It’s rare that I mention my employer here, just because it has its own online presence and this blog was started as its distant cousin, but Crooked Tongues is 10 years old this year, and that warrants a mention. That’s a long time in E-years. Many sites have comes and gone—even much of Crooked’s pre-2005 history has been lost for this or that reason. While I seem to have taken some role as a mouthpiece for the site (and the next hack that claims I created it gets a slap), the site’s history pre-empts me by years. Shouts to Russell (the HNIC), C-Law, Chraylen, Acyde, Kahma, Tim, Grace, Niranjela, Dean and Phil, plus the likes of Jeff and Al, and of course, my partner-in-crime (now-Vans) Morganator and the current roster of Mumbi, Tom, Amberley and Jade. Oh yeah, and Zaid, Jaymz, Leo, Chris, James and all the rest.
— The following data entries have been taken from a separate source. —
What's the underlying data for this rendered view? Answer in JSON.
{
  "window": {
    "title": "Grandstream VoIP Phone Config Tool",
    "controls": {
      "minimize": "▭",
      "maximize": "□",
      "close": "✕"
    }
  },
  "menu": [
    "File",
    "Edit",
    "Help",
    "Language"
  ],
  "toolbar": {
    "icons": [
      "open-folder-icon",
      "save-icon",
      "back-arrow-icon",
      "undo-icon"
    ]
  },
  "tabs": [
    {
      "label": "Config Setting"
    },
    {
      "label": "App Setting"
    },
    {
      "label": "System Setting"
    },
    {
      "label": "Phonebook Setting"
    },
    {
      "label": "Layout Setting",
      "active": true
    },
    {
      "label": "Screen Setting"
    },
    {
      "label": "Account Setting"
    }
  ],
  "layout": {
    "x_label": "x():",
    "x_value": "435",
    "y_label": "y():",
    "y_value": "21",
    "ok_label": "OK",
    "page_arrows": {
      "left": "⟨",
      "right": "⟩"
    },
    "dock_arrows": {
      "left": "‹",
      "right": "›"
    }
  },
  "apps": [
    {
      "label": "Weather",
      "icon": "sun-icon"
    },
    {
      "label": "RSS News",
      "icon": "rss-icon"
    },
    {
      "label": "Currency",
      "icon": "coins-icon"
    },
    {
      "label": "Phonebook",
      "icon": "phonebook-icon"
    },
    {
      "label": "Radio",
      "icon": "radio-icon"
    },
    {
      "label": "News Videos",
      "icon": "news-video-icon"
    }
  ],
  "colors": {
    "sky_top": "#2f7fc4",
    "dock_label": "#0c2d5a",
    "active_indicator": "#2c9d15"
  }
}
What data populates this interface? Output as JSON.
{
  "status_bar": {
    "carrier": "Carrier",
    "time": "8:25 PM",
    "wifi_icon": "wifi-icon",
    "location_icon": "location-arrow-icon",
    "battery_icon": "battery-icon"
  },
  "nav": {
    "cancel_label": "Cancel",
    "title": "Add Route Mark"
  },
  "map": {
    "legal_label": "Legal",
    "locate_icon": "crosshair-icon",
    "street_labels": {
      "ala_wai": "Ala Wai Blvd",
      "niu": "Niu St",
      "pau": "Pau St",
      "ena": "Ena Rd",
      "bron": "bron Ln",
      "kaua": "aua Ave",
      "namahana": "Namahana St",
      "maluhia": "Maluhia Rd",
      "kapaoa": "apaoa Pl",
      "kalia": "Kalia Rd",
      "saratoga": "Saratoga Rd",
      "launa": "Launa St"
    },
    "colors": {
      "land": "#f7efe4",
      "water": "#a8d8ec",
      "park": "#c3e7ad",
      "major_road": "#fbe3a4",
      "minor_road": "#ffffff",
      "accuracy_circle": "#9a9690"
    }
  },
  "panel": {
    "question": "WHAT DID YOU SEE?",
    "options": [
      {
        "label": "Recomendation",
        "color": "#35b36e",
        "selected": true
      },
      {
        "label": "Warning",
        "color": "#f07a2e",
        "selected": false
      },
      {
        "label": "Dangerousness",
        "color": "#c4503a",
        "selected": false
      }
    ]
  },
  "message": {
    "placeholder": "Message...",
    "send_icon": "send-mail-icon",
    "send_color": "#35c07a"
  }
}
Plus everyone else who ever passed through and many more who were there before me.

I only joined just over half-way through that decade (I wrote some crappy LP retrospectives that Chris Aylen graciously didn’t delete on sight on April 2000 for Spine Magazine)—freelance for Crooked only commenced from mid 2004, leading to a full-time role from January 2006. Ah, memories. There was little like Crooked Tongues before (Nikepark, Shoe Trends and Altsnks were ill though). Were it not for the trusting minds behind the site, my life would be significantly shittier right now. For that, I’m eternally grateful to Russ and the duo of Christophers. I don’t care a fuck for what you think of it now, nor that you’re “over” sports footwear, but Crooked changed the game. The big dogs paid attention. In many ways, it may have been partially responsible for the boom in theme pack “limited” crap, as brands started to take more and more attention to the sneaker weirdos. You may not see overt linkage to it here (it’s my day job), but I’m immensely proud and honoured to be involved. When it happens to piss brands and retailers off, I’m even prouder of it.

From wandering to the site (and ‘Cavemilk’s) launch party at the Great Eastern Hotel in January 2001, wearing Zoo York and Wallees, to the 2004 BBQ, an attempt to capture a “block party” vibe (which I believe, was originally meant to be in a basketball court according to nascent planning), to the April 2005 DMPHI book lunch, to the 2005 BBQ in the same venue as the year before, to the adidas ‘Black Monday’ 2006 event, to the BBK 2007 BBQ, to 2009’s party, the real-world events have been remarkable, forging more than a handful of friendships. While the food will run out fast, and people will angrily text me for being left waiting outside, I hope tomorrow’s tenth anniversary BBQ will be equally memorable. Still, at least we’ve got goodie bags to give away.

Digression Two

C-Law posting up the House33 New Balance 576 recently reminded me I’ve still got my one of ones in the loft. I can give or take the orange laces, but the carbon effect ‘N’ and forefoot is a winner. Can’t forget the PUMA Clyde ‘Warnett’ edition either. The stitched rather than printed lettering makes me love these an awful lot. Like I said, Crooked has afforded me some excellent opportunities.

Digression Three

I’m collating some examples of Slayer self-harm (plus a more professional but equally disturbing ankle scar artwork). These guys really mean it more than Jimmy, Cam, Freeky and Juelz ever did. The chap in the ‘Live Intrusion’ who gets it carved on his inner forearm in the ‘Live Intrusion’ VHS gets extra points for having rubbing alcohol ignited to cauterise the wound. Flaming Slayer skin slashes aren’t big or clever, but I find it an oddly inspiring act of devotion. If you want to leave negative comments surrounding self-harm scarification glorification, I suggest you keep it to yourself-maybe you could carve it onto your thigh or forearm instead. With Slayer, it’s never a cry for help—it’s just a thrash metal war wound.